It is by and large accepted that market to book ratio, which is needfully seen as a step of a house ‘s growing chances, is negatively related to leverage ratio, that is houses with higher market to book ratios have lower purchase based on empirical surveies by Hovakimian ( 2004 ) , Baker and Wurgler ( 2002 ) . However some other research workers such as Long Chen and Xinlei Zhao ( 2006 ) came to the decision that the relationship between the market to book ratio and purchase ratio is non monotone and can be positive or negative for assorted houses.
The Trade off Theory- The tradeoff theory is based on the premiss that houses choose optimum purchase ratios by equilibrating adoption costs against benefits. Harmonizing to this theory, houses with higher market to book ratios besides have higher growing chances and they intend to maintain lower current mark purchase ratios therefore they are more likely to publish equity when they realize new investing chances and downwards adjust their mark purchase ratios.

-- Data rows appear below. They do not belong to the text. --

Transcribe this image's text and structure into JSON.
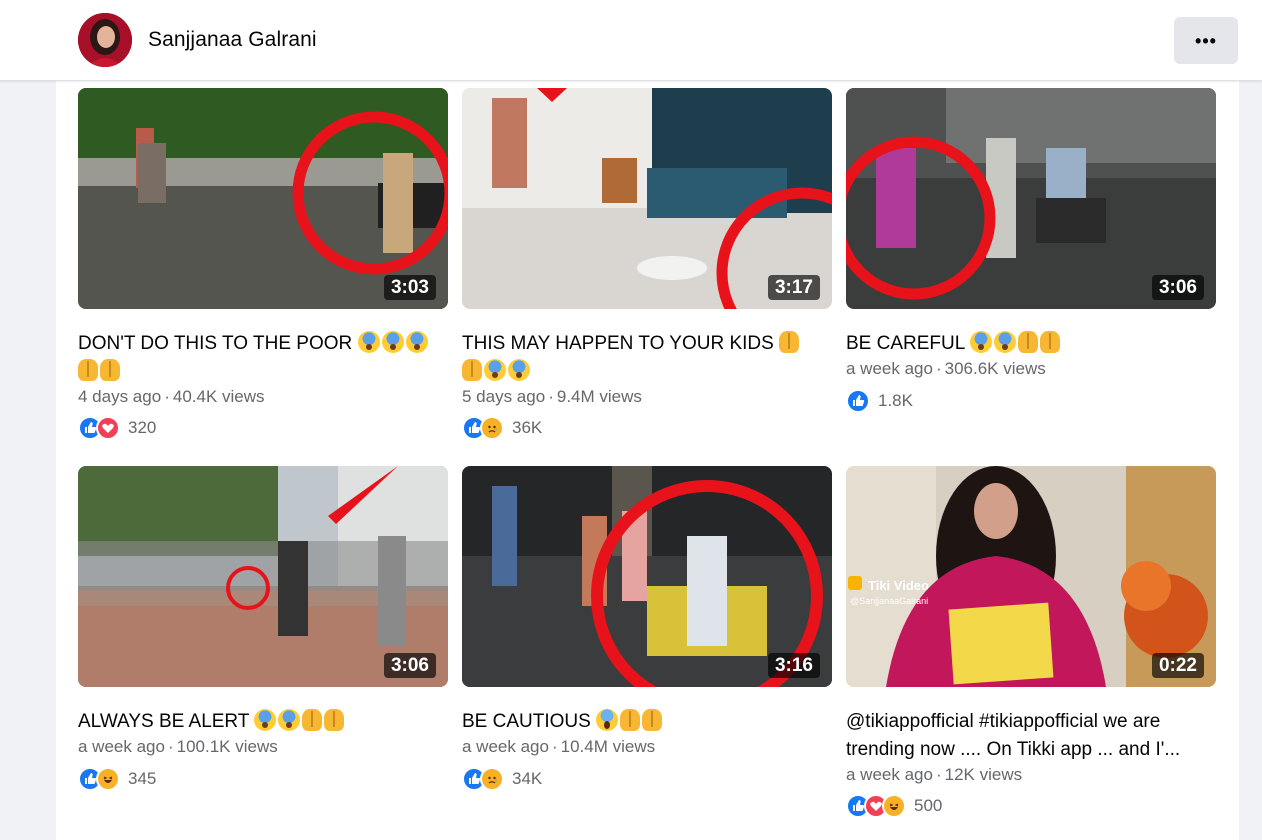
{
  "header": {
    "profile_name": "Sanjjanaa Galrani",
    "more_label": "•••"
  },
  "colors": {
    "background": "#f0f2f5",
    "like_blue": "#1877f2",
    "love_red": "#f33e58",
    "meta_gray": "#65676b",
    "annotation_red": "#e8121a"
  },
  "videos": [
    {
      "title": "DON'T DO THIS TO THE POOR",
      "emoji_line1": [
        "fear",
        "fear",
        "fear"
      ],
      "emoji_line2": [
        "pray",
        "pray"
      ],
      "age": "4 days ago",
      "views": "40.4K views",
      "duration": "3:03",
      "reactions": [
        "like-icon",
        "love-icon"
      ],
      "reaction_count": "320"
    },
    {
      "title": "THIS MAY HAPPEN TO YOUR KIDS",
      "emoji_line1": [
        "pray"
      ],
      "emoji_line2": [
        "pray",
        "fear",
        "fear"
      ],
      "age": "5 days ago",
      "views": "9.4M views",
      "duration": "3:17",
      "reactions": [
        "like-icon",
        "sad-icon"
      ],
      "reaction_count": "36K"
    },
    {
      "title": "BE CAREFUL",
      "emoji_line1": [
        "fear",
        "fear",
        "pray",
        "pray"
      ],
      "age": "a week ago",
      "views": "306.6K views",
      "duration": "3:06",
      "reactions": [
        "like-icon"
      ],
      "reaction_count": "1.8K"
    },
    {
      "title": "ALWAYS BE ALERT",
      "emoji_line1": [
        "fear",
        "fear",
        "pray",
        "pray"
      ],
      "age": "a week ago",
      "views": "100.1K views",
      "duration": "3:06",
      "reactions": [
        "like-icon",
        "haha-icon"
      ],
      "reaction_count": "345"
    },
    {
      "title": "BE CAUTIOUS",
      "emoji_line1": [
        "scream",
        "pray",
        "pray"
      ],
      "age": "a week ago",
      "views": "10.4M views",
      "duration": "3:16",
      "reactions": [
        "like-icon",
        "sad-icon"
      ],
      "reaction_count": "34K"
    },
    {
      "title_line1": "@tikiappofficial #tikiappofficial we are",
      "title_line2": "trending now .... On Tikki app ... and I'...",
      "age": "a week ago",
      "views": "12K views",
      "duration": "0:22",
      "reactions": [
        "like-icon",
        "love-icon",
        "haha-icon"
      ],
      "reaction_count": "500",
      "watermark_brand": "Tiki Video",
      "watermark_handle": "@SanjjanaaGalrani"
    }
  ]
}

Long Chen and Xinlei Zhao ( 2006 ) carried out a survey on the relationship between the market to book ratio and debt funding costs utilizing corporate bond informations. They made usage of recognition spread which is the difference between corporate bond output and exchequer bond output of similar adulthood. The recognition spread informations and related bond information covering the 1995- 2002 period. The intent was to analyze the relationship between recognition spread and market to book ratio after commanding for other determiners.

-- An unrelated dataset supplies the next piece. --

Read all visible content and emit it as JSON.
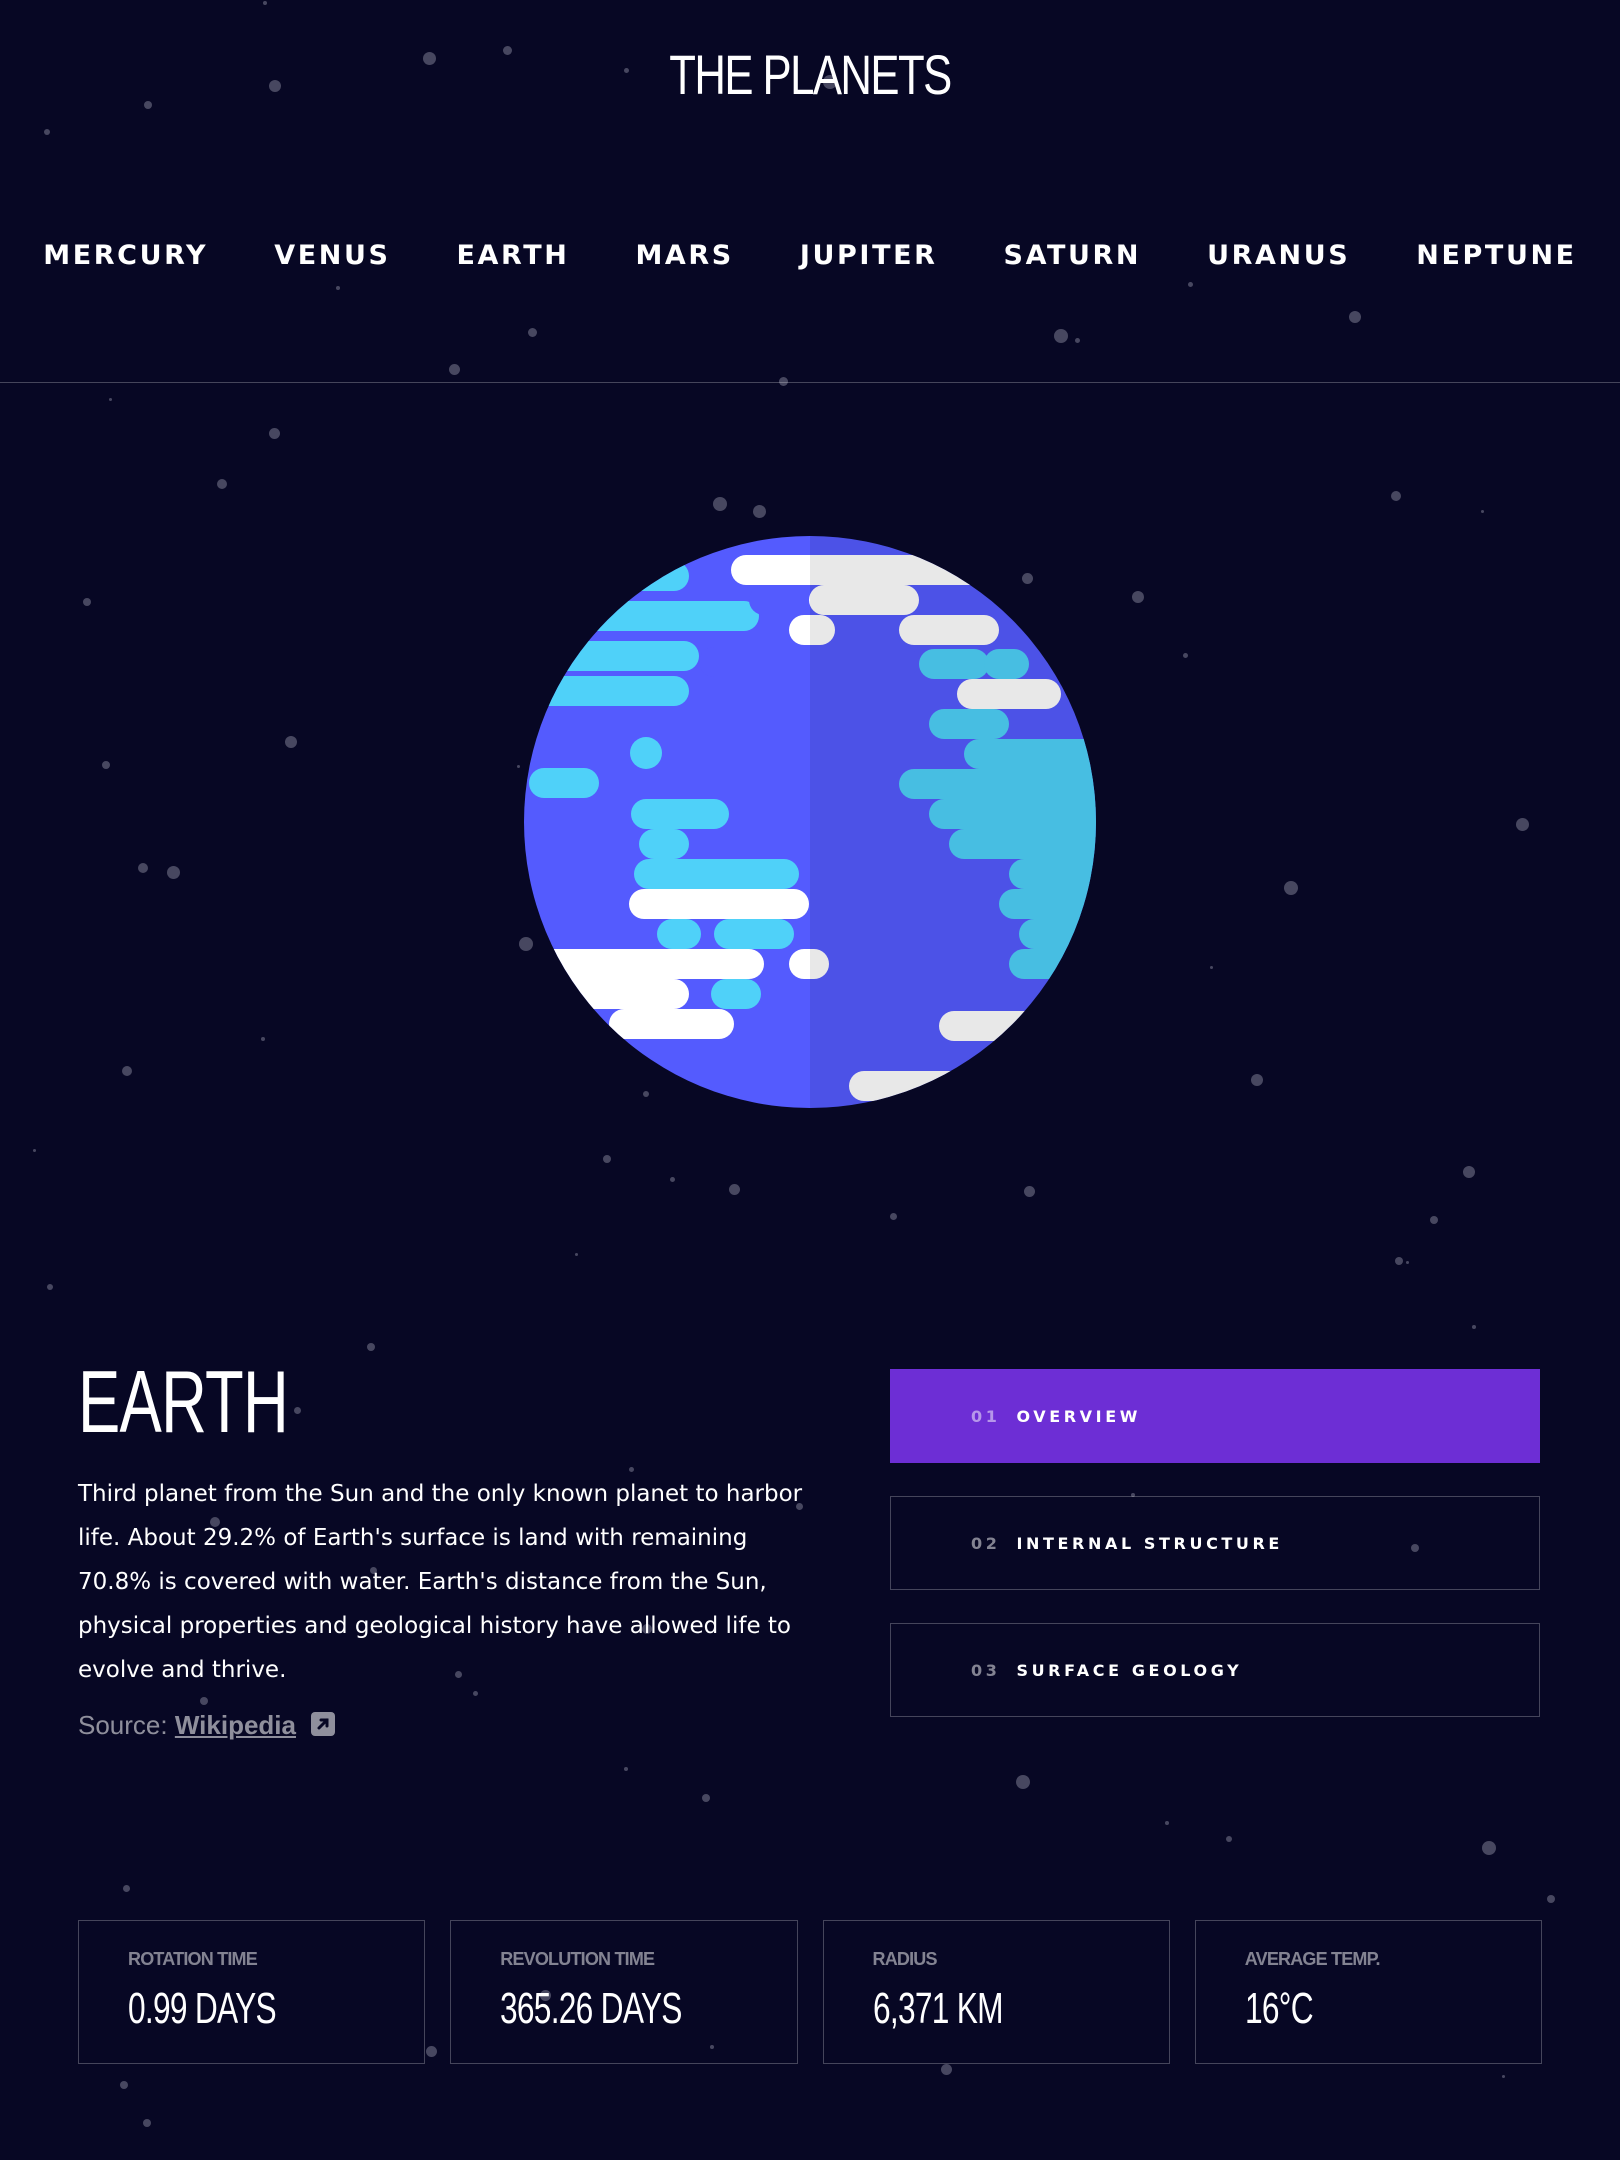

The appraisal technique uses was the pooled panel arrested development which where were controlled for heteroskedasticity and autocorrelation. With three control variables ( I ) bond-specific, including bond evaluation and adulthood ; ( two ) firm-specific, including size, purchase ratio, equity volatility, and equity return ; and ( three ) macro variables, including 3-month T-bill rate and involvement rate incline ( the difference between 10-year and 1-year involvement rate ) , their decision was that recognition spread is significantly negatively related to the market-to-book ratio.
Therefore, houses with higher market to book ratios face significantly low adoption costs, which mean the houses can borrow more, since debt is cheaper for them. These consequences suggest that the relationship between the market to book ratio and purchase ratio might non be monotone ( can either be positive or negative ) as earlier discussed.
Harmonizing to Long Chen and Xinlei Zhao ( 2006 ) since the trade off theory “ predicts that houses choose optimum purchase ratios by equilibrating adoption costs against benefits. A version of the trade off theory that is consistent with the empirical grounds in their research is as follows: Higher market to book ratios is related to lower adoption costs. For houses with low to medium market to book ratios, the benefits from borrowing exceeds external equity issue, and houses make optimum determinations by borrowing more. Alternatively, houses with high market to book ratios have high growing chances since they are faced with low adoption costs and therefore continuing low purchase mark ratios becomes a major concern ” . They suggested that fresh penetrations are needed to explicate the relationship between the market to book ratio, growing chance, and purchase ratio.
The market to book ratio was besides used as an index of growing chances, in a research paper by Basil Al-Najjar and Peter Taylor, based on their survey of Jordanian houses they found a strong important positive relationship between the possible growing rate, as indicated by the market to book ratio, and purchase, this explains that with high growing opportunities the houses have a penchant for debt funding as a agency of financing their investing chances. This is besides grounds that the relationship between purchase and Market to book ratio is non monotone.
Based on this survey of The Market to Book Ratio is really relevant in this research work and in the Model because it is an indispensable fiscal index for the Researcher in finding the Capital Structure or Leverage Ratio of a Firm, and for the Manager in look intoing how it affects the Firm ‘s Financial Strategic Decisions.